Because questions about provider recommendations in NHIS were only asked of unscreened women, we were unable to explore this possibility. This is a potential area for future research.
As in studies including screened women,6,8,11,18
lower income was related to lower rates of recommendation or discussion, possibly because providers may be less likely to order mammography if they perceive cost will be a problem.35
Consistent with others,18
our findings concerning provider type may reflect the number of providers seen, and therefore the number of opportunities to receive a recommendation, rather than specialty. We observed no differences across specialties unlike some studies,11,17,18
although whether this reflects differences in samples is unknown.
We also detected increased reported recommendations among northeastern women compared with southern women. Other studies suggest that geographic variation exists in breast cancer screening36

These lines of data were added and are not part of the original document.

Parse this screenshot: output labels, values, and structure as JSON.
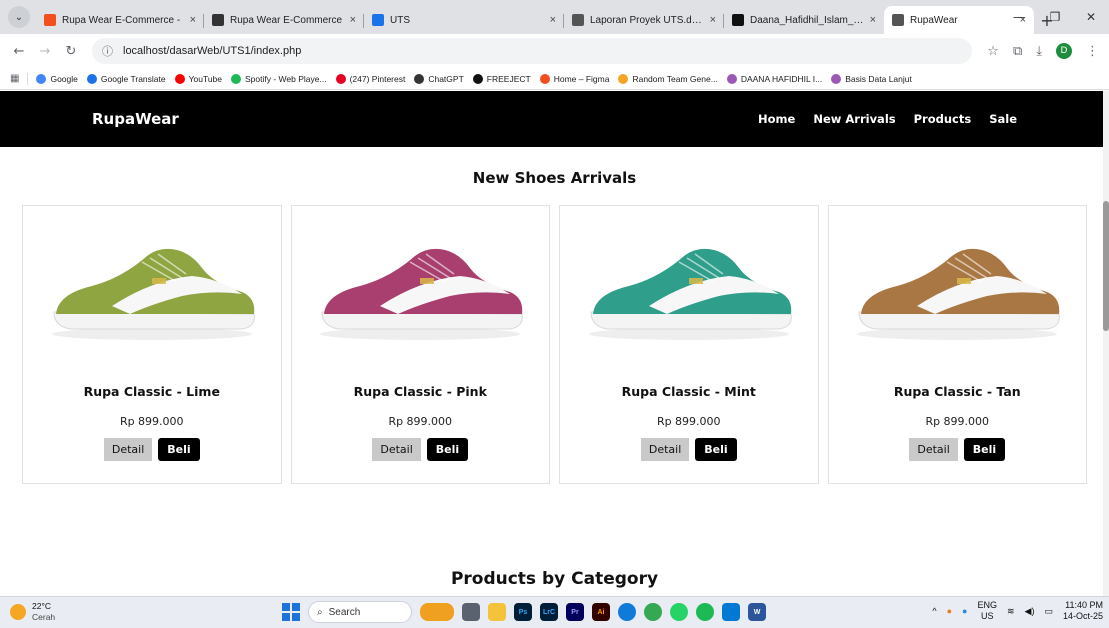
{
  "browser": {
    "tabs": [
      {
        "title": "Rupa Wear E-Commerce -",
        "favicon": "#f24e1e",
        "active": false
      },
      {
        "title": "Rupa Wear E-Commerce",
        "favicon": "#333333",
        "active": false
      },
      {
        "title": "UTS",
        "favicon": "#1a73e8",
        "active": false
      },
      {
        "title": "Laporan Proyek UTS.docx",
        "favicon": "#555555",
        "active": false
      },
      {
        "title": "Daana_Hafidhil_Islam_DESI",
        "favicon": "#111111",
        "active": false
      },
      {
        "title": "RupaWear",
        "favicon": "#555555",
        "active": true
      }
    ],
    "tab_close": "×",
    "new_tab": "+",
    "url": "localhost/dasarWeb/UTS1/index.php",
    "bookmarks": [
      {
        "label": "Google",
        "color": "#4285f4"
      },
      {
        "label": "Google Translate",
        "color": "#1a73e8"
      },
      {
        "label": "YouTube",
        "color": "#ff0000"
      },
      {
        "label": "Spotify - Web Playe...",
        "color": "#1db954"
      },
      {
        "label": "(247) Pinterest",
        "color": "#e60023"
      },
      {
        "label": "ChatGPT",
        "color": "#333333"
      },
      {
        "label": "FREEJECT",
        "color": "#111111"
      },
      {
        "label": "Home – Figma",
        "color": "#f24e1e"
      },
      {
        "label": "Random Team Gene...",
        "color": "#f5a623"
      },
      {
        "label": "DAANA HAFIDHIL I...",
        "color": "#9b59b6"
      },
      {
        "label": "Basis Data Lanjut",
        "color": "#9b59b6"
      }
    ],
    "profile_initial": "D"
  },
  "site": {
    "brand": "RupaWear",
    "nav": [
      "Home",
      "New Arrivals",
      "Products",
      "Sale"
    ],
    "section_title": "New Shoes Arrivals",
    "products": [
      {
        "name": "Rupa Classic - Lime",
        "price": "Rp 899.000",
        "color": "#8fa542"
      },
      {
        "name": "Rupa Classic - Pink",
        "price": "Rp 899.000",
        "color": "#a83f6e"
      },
      {
        "name": "Rupa Classic - Mint",
        "price": "Rp 899.000",
        "color": "#2f9e8a"
      },
      {
        "name": "Rupa Classic - Tan",
        "price": "Rp 899.000",
        "color": "#a87744"
      }
    ],
    "detail_label": "Detail",
    "buy_label": "Beli",
    "section_title_2": "Products by Category"
  },
  "taskbar": {
    "temp": "22°C",
    "condition": "Cerah",
    "search_placeholder": "Search",
    "lang_top": "ENG",
    "lang_bottom": "US",
    "time": "11:40 PM",
    "date": "14-Oct-25"
  }
}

and provider counseling about colorectal cancer screening.37,38
Nonsignificant increases in provider recommendation for cervical cancer screening among recently unscreened women in the northeast compared with the south have been reported as well.39
Regional differences might represent variations in practice structure or systems, provider behavior or patient populations. Northeastern women remained more likely to report recommendations when we restricted our analysis to women 50 years or older, suggesting this difference unlikely reflects varying approaches to screening women in their forties.

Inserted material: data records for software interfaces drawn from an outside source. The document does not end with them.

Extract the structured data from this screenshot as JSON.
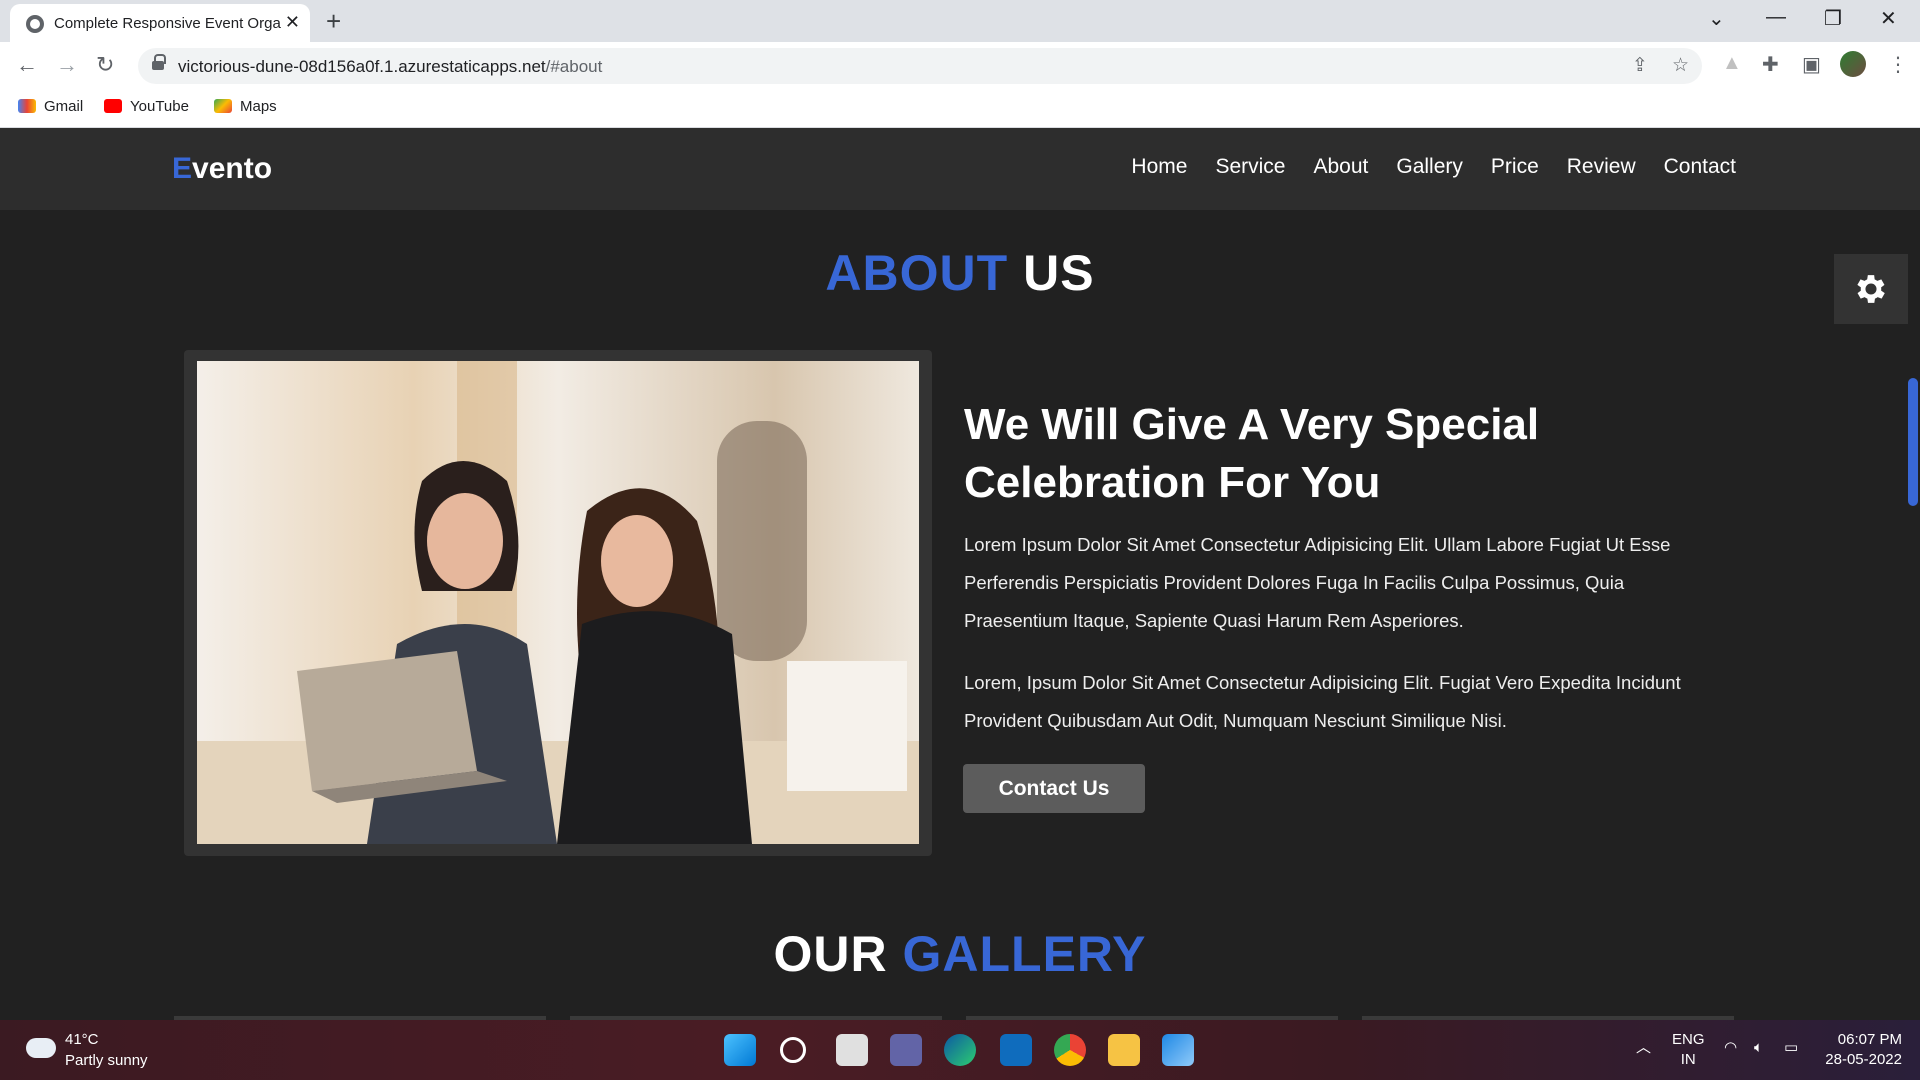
{
  "browser": {
    "tab_title": "Complete Responsive Event Orga",
    "url_host": "victorious-dune-08d156a0f.1.azurestaticapps.net",
    "url_path": "/#about",
    "bookmarks": [
      "Gmail",
      "YouTube",
      "Maps"
    ]
  },
  "site": {
    "logo_first": "E",
    "logo_rest": "vento",
    "nav": [
      "Home",
      "Service",
      "About",
      "Gallery",
      "Price",
      "Review",
      "Contact"
    ]
  },
  "about": {
    "heading_blue": "ABOUT",
    "heading_white": "US",
    "title": "We Will Give A Very Special Celebration For You",
    "para1": "Lorem Ipsum Dolor Sit Amet Consectetur Adipisicing Elit. Ullam Labore Fugiat Ut Esse Perferendis Perspiciatis Provident Dolores Fuga In Facilis Culpa Possimus, Quia Praesentium Itaque, Sapiente Quasi Harum Rem Asperiores.",
    "para2": "Lorem, Ipsum Dolor Sit Amet Consectetur Adipisicing Elit. Fugiat Vero Expedita Incidunt Provident Quibusdam Aut Odit, Numquam Nesciunt Similique Nisi.",
    "button": "Contact Us"
  },
  "gallery": {
    "heading_white": "OUR",
    "heading_blue": "GALLERY"
  },
  "taskbar": {
    "temperature": "41°C",
    "condition": "Partly sunny",
    "lang1": "ENG",
    "lang2": "IN",
    "time": "06:07 PM",
    "date": "28-05-2022"
  },
  "colors": {
    "accent": "#3867d6",
    "page_bg": "#212121",
    "header_bg": "#2d2d2d"
  }
}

Our findings should be interpreted in light of several limitations. We used self-reported data to identify eligible women, and therefore some misclassification may have occurred. However, evidence suggests that recall is a reliable measure of cancer screening.40,41

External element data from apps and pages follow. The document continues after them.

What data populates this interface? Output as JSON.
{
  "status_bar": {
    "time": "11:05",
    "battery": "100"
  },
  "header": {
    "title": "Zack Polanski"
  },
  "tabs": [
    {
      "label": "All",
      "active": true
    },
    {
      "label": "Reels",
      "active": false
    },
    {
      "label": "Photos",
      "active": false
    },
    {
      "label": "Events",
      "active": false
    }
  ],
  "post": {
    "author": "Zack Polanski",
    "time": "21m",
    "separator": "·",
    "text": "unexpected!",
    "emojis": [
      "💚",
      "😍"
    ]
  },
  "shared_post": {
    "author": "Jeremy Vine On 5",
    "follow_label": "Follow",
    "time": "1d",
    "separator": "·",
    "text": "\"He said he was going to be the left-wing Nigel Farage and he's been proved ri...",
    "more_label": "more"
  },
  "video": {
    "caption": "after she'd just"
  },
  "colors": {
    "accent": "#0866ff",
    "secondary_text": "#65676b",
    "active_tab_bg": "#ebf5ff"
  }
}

Furthermore, we have no information about whether recommendations were actually given, although screening behavior may more likely reflect women's perceptions of counseling than the actual content of discussions. Additionally, we have no information about reasons for visits. Women presenting for annual visits may be more likely to receive screening recommendations than other women.15,42
Also, NHIS questions about provider recommendation were only asked of women not screened within 2 years, which limits generalizability. Finally, the Gail model has only been validated for white women, and may overestimate risk for some younger women not regularly screened. The modified Gail model however has been suggested to be less susceptible to inaccuracy in risk estimation resulting from differences in screening, and may be more appropriate for populations not screened regularly.43
Given our sample however, some risk misclassification may have occurred.
In summary, findings from a nationally representative dataset conservatively suggest an estimated 9.4 million women ages 40 to 75 years recently seen by a health care provider have not had a mammogram within 2 years. Twelve percent of these women had increased breast cancer risk, and more than 70%, regardless of risk, reported no screening recommendation. Further research is needed to examine whether reported recommendation reflects actual recommendation, why some women do not adhere to recommendations, and if the similarity in reported recommendations rates between risk groups reflects unrecognized risk by women or providers, or other reasons. To the extent that it reflects unrecognized risk, efforts to educate providers and/or women about risk and risk assessment may improve screening recommendation rates and facilitate informed decision-making about screening. In general, increasing reported recommendation rates, either by increasing provider recommendation or by improving women's understanding and recall of counseling, may represent an opportunity to increase screening participation among recently unscreened women, particularly for women with increased risk.